● Directions
Set down each entry below exactly as it stands.

Segment Start: Information

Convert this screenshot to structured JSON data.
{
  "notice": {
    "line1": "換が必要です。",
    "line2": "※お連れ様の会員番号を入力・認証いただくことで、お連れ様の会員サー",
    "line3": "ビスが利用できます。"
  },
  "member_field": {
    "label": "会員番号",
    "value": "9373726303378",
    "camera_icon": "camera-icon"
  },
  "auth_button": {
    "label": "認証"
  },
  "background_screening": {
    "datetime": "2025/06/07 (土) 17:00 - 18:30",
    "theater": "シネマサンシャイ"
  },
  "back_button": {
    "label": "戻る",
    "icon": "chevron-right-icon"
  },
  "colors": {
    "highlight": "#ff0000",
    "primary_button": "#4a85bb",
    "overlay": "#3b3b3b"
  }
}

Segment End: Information

● Answer to this exercise
Convert this screenshot to structured JSON data.
{
  "notice": {
    "line1": "換が必要です。",
    "line2": "※お連れ様の会員番号を入力・認証いただくことで、お連れ様の会員サー",
    "line3": "ビスが利用できます。"
  },
  "member_field": {
    "label": "会員番号",
    "value": "9373726303378",
    "camera_icon": "camera-icon"
  },
  "auth_button": {
    "label": "認証"
  },
  "background_screening": {
    "datetime": "2025/06/07 (土) 17:00 - 18:30",
    "theater": "シネマサンシャイ"
  },
  "back_button": {
    "label": "戻る",
    "icon": "chevron-right-icon"
  },
  "colors": {
    "highlight": "#ff0000",
    "primary_button": "#4a85bb",
    "overlay": "#3b3b3b"
  }
}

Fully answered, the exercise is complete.